As an Overlander
I am not going to pretend that the Evoque is a Defender on the trail or the best choice to load with gear for a trip around the world, but it does do a better job of backcountry travel than most CUVs. In particular, the vehicle can be specified with 18-inch wheels and taller profile tires, which increase puncture resistance and actually allows for some airing down. This new model also comes standard with Terrain Response 2 (with five driving modes: (General, ECO, Sand, Grass-GravelSnow, and Mud and Ruts) and an electronically controlled torque on demand rear axle. This is complemented by hill descent control, hill hold control, and now crawl control. I tested all of these systems on mixed terrain and with a wide range of traction surfaces from sand and mud, to loamy soil and gravel. Ground clearance is a respectable 8.3 inches, approach and departure angles are 25 and 30.6 degrees respectively, which will cause more than a few “overlandy” stalwarts to blush (a 200 Series Land Cruiser has 8.9 inches of ground clearance and a 24-degree departure angle). Slow speed control was also better than expected because of the 4.7:1 first gear and final drive (axle) ratio of 4.54:1. Maximum torque of 269 pound-feet is also available as low as 1,300 rpm. This is not a replacement for proper low range gearing but is impressive for a CUV.

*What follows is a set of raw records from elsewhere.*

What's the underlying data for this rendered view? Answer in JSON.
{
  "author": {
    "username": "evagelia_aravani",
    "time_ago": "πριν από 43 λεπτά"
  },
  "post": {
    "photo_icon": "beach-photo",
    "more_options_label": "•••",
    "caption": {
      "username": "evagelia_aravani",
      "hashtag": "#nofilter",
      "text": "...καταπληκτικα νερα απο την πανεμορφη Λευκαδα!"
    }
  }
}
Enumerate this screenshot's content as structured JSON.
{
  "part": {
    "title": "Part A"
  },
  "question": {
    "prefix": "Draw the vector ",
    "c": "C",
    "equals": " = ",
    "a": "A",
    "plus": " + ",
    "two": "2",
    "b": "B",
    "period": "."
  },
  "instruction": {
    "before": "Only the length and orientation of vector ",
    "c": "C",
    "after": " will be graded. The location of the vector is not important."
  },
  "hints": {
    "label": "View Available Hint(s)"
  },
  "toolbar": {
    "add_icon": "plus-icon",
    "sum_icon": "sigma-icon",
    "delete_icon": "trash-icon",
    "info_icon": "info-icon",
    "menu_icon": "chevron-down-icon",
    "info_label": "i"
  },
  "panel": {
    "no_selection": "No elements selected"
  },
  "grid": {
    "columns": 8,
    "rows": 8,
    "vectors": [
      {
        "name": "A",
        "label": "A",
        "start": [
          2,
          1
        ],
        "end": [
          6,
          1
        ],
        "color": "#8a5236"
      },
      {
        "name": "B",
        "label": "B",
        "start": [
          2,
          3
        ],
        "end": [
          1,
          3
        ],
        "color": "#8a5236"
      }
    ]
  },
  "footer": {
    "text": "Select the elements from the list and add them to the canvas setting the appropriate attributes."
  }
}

The Evoque was the most fun on the dirt at speed, performing more like a rally car than a crossover, the suspension effectively damping smaller track variations and even the occasional larger events with no hard bottoming. The durability of the tire will be the only real limit for big smiles on wide gravel roads. With the more technical obstacles, a spotter is mandatory, although the new 360-degree camera systems really do help. The cameras can even measure fording depth using ultrasonic sensors and display the water measurement on the central touchscreen (the fording depth of nearly 2 feet is only 4 inches less than the 200 Land Cruiser). The suspension that is fun on the pavement does limit articulation on the dirt, so the traction control needs to work overtime when tires are (well) in the air.
Overall, the Evoque is a stylish crossover with far better dirt performance than most CUVs. It will be popular with those who commute in the cities or just want the economy, value, and performance of a crossover, but still enjoy occasional dirt forays. It is also entirely suitable for loading up with camping gear and driving the Mojave Road on the weekend. Just pack a good compressor and tire repair kit. It is easy to dismiss crossover SUVs out of hand for the overlander, but they often meet the needs of some travelers and at a lower overall purchase price and cost of operation. I still remember being in the middle of Mongolia hundreds of miles from the nearest city, with a traditional SUV, only to be passed on the grassy steeps by a local in a crossover.
Excellent off-highway performance for a crossover
Fun to drive at speed on dirt and pavement
Packed with useful technology
20 percent more payload capacity than a Tacoma (and Toyota should be ashamed of that)
More payload and towing capacity than a Jeep Wrangler (gasp!)
Limited interior space aft of the driver
Passenger-rated tires easily punctured
Limited ground clearance at the quarter panels